• **Instructions to follow**
Go through the entries and say how many lines contain the string "Accuracy". The number is the whole answer.

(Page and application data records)

····················

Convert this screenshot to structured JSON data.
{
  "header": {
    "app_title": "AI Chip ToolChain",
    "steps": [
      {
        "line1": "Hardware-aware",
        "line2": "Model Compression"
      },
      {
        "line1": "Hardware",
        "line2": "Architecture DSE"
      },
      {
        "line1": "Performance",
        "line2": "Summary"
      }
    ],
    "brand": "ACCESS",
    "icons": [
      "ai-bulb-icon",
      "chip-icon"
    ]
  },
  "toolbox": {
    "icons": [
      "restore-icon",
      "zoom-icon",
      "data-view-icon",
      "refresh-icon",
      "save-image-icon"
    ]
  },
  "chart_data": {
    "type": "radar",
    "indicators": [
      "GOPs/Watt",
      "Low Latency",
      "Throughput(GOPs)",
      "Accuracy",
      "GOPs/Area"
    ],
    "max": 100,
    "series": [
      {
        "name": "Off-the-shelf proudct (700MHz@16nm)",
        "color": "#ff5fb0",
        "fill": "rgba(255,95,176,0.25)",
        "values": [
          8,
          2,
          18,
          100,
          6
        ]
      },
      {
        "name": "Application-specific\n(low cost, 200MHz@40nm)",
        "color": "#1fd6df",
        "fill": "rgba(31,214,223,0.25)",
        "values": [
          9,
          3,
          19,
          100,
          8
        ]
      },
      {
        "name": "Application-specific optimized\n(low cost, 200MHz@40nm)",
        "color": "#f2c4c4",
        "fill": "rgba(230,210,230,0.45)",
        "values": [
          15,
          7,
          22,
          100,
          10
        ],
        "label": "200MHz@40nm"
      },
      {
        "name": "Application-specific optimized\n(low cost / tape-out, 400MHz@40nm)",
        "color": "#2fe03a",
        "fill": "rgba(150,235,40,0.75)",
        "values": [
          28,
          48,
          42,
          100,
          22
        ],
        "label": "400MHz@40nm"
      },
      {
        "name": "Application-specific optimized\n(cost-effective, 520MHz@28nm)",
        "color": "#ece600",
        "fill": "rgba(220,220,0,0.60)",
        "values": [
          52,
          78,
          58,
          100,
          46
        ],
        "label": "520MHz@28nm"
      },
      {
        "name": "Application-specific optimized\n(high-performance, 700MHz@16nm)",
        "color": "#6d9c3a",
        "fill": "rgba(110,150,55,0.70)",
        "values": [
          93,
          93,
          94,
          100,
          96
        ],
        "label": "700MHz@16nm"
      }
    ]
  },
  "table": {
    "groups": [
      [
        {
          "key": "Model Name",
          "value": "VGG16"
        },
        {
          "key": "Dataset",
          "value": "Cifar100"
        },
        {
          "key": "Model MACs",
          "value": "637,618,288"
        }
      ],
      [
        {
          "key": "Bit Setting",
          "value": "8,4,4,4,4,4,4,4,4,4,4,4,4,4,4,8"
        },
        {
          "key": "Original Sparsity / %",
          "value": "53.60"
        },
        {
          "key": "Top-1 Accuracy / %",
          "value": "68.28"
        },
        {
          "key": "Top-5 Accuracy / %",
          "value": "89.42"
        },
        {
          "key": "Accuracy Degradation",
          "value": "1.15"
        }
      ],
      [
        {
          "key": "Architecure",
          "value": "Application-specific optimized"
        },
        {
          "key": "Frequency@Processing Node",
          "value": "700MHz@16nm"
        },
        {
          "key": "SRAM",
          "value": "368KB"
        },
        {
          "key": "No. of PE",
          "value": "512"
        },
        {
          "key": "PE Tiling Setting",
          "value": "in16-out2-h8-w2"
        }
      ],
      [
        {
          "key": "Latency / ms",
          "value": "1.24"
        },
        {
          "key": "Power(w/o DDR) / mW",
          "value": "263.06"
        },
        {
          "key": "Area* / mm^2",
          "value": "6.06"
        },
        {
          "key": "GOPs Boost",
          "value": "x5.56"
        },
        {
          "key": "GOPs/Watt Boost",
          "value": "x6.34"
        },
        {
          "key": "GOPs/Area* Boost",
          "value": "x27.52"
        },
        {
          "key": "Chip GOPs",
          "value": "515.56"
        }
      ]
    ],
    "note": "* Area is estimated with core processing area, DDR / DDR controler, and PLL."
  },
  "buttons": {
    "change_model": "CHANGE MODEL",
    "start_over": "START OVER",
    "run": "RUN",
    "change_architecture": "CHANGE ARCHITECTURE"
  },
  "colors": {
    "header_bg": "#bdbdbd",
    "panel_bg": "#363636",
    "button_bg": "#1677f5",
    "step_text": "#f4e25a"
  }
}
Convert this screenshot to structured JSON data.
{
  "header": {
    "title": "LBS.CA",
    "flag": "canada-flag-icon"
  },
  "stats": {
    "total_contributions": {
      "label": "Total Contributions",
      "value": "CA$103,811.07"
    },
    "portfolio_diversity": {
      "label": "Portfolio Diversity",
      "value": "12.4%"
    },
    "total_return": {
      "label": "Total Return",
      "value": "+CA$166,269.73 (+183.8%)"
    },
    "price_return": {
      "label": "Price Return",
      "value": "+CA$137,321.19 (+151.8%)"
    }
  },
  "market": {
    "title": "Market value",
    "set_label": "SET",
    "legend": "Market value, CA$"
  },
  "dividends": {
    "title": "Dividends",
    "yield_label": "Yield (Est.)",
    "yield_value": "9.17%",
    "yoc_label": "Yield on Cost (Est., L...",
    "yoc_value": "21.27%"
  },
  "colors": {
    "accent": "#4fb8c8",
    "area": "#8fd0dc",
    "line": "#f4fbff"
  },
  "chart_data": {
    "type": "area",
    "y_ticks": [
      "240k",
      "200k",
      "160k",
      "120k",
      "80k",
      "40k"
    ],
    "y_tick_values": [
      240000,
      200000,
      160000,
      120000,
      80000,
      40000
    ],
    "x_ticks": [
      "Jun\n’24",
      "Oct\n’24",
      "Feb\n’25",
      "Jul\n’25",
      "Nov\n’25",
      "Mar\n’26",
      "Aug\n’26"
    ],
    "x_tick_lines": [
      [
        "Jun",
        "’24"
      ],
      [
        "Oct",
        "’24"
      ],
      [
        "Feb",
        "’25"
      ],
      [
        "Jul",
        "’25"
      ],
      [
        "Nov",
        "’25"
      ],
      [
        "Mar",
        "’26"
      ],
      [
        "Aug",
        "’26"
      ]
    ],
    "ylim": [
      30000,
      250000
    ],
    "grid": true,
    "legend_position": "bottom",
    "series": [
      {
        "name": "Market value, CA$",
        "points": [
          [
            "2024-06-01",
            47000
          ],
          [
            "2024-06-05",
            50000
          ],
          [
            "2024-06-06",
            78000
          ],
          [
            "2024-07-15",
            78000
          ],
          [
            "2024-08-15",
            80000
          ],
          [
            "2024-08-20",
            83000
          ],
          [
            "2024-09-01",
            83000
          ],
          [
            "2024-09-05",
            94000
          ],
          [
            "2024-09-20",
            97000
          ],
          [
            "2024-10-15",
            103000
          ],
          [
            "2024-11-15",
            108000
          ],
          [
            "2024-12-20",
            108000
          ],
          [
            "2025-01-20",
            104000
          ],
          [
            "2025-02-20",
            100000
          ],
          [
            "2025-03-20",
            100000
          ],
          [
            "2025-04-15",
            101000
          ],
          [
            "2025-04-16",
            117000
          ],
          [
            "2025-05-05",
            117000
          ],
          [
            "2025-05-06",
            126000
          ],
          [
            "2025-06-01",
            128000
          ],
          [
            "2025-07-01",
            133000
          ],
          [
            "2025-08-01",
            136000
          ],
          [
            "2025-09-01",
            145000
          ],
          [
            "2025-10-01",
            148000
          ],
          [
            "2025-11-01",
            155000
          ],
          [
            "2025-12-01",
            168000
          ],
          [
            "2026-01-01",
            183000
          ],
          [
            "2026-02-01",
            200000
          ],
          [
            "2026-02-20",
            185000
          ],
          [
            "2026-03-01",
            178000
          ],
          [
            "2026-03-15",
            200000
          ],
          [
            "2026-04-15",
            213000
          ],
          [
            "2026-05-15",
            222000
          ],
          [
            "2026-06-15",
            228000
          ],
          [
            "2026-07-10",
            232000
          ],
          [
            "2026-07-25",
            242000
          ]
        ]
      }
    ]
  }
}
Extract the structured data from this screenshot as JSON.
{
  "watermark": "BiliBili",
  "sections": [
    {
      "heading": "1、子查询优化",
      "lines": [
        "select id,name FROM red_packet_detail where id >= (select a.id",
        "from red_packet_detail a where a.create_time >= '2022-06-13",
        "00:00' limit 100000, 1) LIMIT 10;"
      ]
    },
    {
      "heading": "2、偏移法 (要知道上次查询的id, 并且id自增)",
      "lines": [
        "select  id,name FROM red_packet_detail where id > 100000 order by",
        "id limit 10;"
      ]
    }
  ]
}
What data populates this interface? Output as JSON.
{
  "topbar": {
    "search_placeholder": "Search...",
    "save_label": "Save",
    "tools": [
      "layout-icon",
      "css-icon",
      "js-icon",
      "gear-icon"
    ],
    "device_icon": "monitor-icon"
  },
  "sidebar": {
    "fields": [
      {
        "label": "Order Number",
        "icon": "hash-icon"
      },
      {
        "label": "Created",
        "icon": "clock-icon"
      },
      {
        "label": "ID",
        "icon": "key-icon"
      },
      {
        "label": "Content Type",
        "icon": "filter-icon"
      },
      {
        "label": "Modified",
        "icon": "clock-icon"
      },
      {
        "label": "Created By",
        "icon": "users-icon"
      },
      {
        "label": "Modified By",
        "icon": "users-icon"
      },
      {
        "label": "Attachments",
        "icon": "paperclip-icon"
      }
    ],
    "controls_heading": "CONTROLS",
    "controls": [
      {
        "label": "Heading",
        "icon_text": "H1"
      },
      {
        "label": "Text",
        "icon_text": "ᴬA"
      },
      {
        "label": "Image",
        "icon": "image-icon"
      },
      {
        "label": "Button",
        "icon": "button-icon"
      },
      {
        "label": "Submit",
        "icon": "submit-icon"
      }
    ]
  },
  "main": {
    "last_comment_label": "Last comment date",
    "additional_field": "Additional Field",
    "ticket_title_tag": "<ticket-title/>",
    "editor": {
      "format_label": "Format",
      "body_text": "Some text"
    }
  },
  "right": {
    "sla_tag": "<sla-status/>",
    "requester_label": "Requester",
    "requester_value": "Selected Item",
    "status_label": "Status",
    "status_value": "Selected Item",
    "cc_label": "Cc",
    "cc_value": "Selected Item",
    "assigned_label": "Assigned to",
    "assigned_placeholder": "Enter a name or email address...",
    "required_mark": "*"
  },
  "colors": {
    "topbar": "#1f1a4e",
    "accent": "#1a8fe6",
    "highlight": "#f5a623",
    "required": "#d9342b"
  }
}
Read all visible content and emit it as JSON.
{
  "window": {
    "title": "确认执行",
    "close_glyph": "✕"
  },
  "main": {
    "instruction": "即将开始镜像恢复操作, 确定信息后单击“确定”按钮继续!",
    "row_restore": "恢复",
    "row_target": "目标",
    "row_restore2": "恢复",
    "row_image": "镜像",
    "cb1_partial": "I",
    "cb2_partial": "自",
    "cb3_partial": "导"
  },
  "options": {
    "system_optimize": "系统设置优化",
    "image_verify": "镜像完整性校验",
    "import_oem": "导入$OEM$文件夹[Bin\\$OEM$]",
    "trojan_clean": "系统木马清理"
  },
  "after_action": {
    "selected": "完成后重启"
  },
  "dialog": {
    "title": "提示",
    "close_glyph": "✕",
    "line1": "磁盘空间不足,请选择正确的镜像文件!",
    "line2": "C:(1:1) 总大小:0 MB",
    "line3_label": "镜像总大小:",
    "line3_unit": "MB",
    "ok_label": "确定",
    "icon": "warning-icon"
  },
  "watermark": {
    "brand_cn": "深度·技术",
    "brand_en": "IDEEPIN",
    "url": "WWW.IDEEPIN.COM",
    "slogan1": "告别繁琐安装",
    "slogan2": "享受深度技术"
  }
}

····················

• **Answer to the problem**
4